What did Johannes Brahms brood over when he wrote Piano Sonata No. 1 in G major, Op. 78 also called “Regenlied” (Rain song)? Brahms wrote this piece between 1878 and 1879 and the sonata takes up a theme that Brahms had used before in the final movement of a song Brahms had written in 1873 after a poem called “Regenlied” (op. 59). The composer quoted himself and the name is neither related to Brahms’ mood nor the music as such. He did not think much of this work. He sent the manuscript to Clara Schumann and added an ironic remark: “The sonata – yes, it is enclosed, just look at it. I fear, it is boring.”
Boring? Excuse me, Herr Brahms, it’s certainly not boring, no, no, it is wonderful. Its gentle sadness, a tempting sweetness, leaving the door open for some sunshine between those rain showers. It is a true autumn piece that I have enjoyed many times since I felt that the summer was drawing to its end. I would like to draw your attention to two recordings: one by Christian Tetzlaff (violin) and Lars Vogt (piano) and another one by Pinchas Zukerman (violin) and Daniel Barenboim (piano). Both are very close although the duo Tetzlaff/Vogt tends to play the sonata a little faster than Zukerman and Barenboim.
Love as the supreme message
Brahms wrote the sonata for his friend, the violinist Joseph Joachim. The composer and the violinist performed it only on February 11, 1880, much later than the premiere, that most likely took place in November 1879. At the same time the score was printed by the Simrock publishing house. Brahms donated his royalty of 1000 Taler to the “Schumann Fund”, to support Robert Schumann’s son Felix who was being treated in Italy for lung tuberculosis.

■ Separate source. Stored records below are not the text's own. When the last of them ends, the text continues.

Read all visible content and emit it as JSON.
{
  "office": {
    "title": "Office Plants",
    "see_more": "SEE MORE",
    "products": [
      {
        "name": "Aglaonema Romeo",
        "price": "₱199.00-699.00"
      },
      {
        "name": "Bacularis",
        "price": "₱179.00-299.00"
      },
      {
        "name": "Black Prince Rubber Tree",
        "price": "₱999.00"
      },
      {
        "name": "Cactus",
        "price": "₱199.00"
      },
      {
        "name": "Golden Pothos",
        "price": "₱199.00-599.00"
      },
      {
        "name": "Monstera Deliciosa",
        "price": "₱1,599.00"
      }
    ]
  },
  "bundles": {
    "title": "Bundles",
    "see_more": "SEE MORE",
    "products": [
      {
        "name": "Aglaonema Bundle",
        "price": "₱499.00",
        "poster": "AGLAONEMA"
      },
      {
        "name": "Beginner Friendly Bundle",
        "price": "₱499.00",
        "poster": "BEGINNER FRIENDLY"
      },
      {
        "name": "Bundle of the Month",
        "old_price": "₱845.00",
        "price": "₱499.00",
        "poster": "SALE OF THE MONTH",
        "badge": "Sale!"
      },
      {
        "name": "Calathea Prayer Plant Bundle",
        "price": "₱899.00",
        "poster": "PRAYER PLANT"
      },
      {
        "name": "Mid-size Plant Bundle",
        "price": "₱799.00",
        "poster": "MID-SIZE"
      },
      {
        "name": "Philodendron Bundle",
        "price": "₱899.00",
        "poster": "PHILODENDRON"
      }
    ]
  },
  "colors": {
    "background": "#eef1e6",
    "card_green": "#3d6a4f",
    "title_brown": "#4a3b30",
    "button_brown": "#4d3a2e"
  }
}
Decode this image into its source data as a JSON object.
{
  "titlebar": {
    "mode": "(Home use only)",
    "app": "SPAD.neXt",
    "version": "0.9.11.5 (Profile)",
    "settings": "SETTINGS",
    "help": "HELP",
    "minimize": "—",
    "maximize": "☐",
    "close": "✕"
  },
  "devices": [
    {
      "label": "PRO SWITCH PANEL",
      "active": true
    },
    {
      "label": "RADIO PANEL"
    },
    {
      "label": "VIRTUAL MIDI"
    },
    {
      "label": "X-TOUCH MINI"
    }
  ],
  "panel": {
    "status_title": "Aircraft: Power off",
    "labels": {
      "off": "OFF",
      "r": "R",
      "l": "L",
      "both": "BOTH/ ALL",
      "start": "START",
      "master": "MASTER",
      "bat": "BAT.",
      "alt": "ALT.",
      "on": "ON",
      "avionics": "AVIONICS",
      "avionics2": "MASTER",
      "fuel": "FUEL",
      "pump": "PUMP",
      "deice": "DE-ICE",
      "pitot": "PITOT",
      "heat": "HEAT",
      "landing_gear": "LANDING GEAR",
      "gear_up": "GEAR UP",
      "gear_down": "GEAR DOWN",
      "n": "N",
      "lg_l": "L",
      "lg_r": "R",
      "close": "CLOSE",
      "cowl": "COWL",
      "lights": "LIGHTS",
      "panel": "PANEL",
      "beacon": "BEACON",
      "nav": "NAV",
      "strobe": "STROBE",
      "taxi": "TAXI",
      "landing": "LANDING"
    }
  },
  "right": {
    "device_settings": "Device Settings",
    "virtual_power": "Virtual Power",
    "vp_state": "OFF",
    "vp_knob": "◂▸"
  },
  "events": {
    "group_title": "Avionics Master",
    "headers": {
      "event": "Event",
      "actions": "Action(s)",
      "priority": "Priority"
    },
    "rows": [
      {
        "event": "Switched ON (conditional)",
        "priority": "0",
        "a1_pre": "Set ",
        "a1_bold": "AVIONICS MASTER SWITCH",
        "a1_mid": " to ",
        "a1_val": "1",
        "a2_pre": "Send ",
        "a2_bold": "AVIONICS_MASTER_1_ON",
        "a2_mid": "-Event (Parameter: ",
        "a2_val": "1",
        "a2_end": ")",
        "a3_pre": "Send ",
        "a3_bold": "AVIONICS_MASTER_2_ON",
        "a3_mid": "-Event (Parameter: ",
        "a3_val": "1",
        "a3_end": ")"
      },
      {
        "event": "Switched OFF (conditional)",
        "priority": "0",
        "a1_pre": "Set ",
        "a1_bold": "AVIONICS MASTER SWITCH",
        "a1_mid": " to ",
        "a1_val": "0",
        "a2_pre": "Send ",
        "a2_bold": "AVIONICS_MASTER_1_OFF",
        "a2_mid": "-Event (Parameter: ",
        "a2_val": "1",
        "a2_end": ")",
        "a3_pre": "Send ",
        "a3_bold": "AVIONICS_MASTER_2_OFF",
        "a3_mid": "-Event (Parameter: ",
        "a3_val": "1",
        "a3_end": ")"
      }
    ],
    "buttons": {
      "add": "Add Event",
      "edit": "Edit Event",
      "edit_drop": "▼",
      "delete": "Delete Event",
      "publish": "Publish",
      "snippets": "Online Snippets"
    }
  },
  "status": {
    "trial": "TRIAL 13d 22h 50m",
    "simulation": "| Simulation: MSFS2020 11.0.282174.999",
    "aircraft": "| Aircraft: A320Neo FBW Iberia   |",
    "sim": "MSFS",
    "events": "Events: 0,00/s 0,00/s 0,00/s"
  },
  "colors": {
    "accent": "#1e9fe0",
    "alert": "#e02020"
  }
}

Brahms’ biographer Max Kalbeck writes that the sonata joins the past and the present and reminds us of the evanescence of mankind. The sonata oscillates between major and minor tonalities, between sincere human warmth and muted melancholy. Christian Tetzlaff interprets the sonata as a testimony of Brahms attachment to the Schumann family. Brahms, a usually taciturn man, expresses his most intimate thoughts and feelings.
© Charles Thibo